_Your instructions_
Please print every record below exactly as it appears, but leave out the pictures.

*** Opening of Given entries ***

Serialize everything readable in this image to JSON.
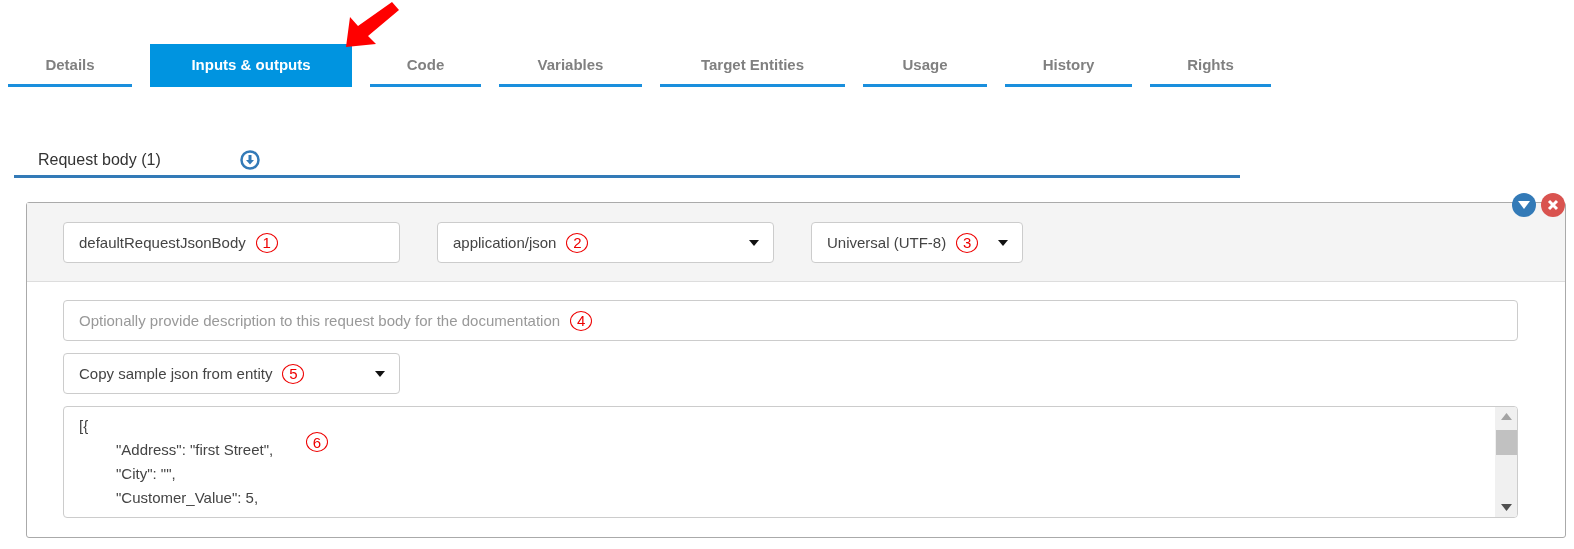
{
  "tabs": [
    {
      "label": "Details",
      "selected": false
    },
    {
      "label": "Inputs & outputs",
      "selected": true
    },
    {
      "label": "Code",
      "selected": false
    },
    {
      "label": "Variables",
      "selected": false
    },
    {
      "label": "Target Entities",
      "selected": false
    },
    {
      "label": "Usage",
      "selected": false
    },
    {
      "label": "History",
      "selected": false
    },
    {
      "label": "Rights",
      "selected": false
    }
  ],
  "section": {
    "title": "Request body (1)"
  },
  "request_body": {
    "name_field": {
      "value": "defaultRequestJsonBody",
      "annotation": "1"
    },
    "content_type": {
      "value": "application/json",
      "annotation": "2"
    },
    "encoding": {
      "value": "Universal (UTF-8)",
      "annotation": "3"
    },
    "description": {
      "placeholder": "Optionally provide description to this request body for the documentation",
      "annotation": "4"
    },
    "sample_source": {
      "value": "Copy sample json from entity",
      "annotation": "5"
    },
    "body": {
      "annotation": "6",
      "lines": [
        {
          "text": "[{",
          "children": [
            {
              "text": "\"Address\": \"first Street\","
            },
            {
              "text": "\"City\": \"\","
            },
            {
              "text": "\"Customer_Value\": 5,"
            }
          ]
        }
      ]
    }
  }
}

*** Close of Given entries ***

_Completed exercise_
Serialize everything readable in this image to JSON.
{
  "tabs": [
    {
      "label": "Details",
      "selected": false
    },
    {
      "label": "Inputs & outputs",
      "selected": true
    },
    {
      "label": "Code",
      "selected": false
    },
    {
      "label": "Variables",
      "selected": false
    },
    {
      "label": "Target Entities",
      "selected": false
    },
    {
      "label": "Usage",
      "selected": false
    },
    {
      "label": "History",
      "selected": false
    },
    {
      "label": "Rights",
      "selected": false
    }
  ],
  "section": {
    "title": "Request body (1)"
  },
  "request_body": {
    "name_field": {
      "value": "defaultRequestJsonBody",
      "annotation": "1"
    },
    "content_type": {
      "value": "application/json",
      "annotation": "2"
    },
    "encoding": {
      "value": "Universal (UTF-8)",
      "annotation": "3"
    },
    "description": {
      "placeholder": "Optionally provide description to this request body for the documentation",
      "annotation": "4"
    },
    "sample_source": {
      "value": "Copy sample json from entity",
      "annotation": "5"
    },
    "body": {
      "annotation": "6",
      "lines": [
        {
          "text": "[{",
          "children": [
            {
              "text": "\"Address\": \"first Street\","
            },
            {
              "text": "\"City\": \"\","
            },
            {
              "text": "\"Customer_Value\": 5,"
            }
          ]
        }
      ]
    }
  }
}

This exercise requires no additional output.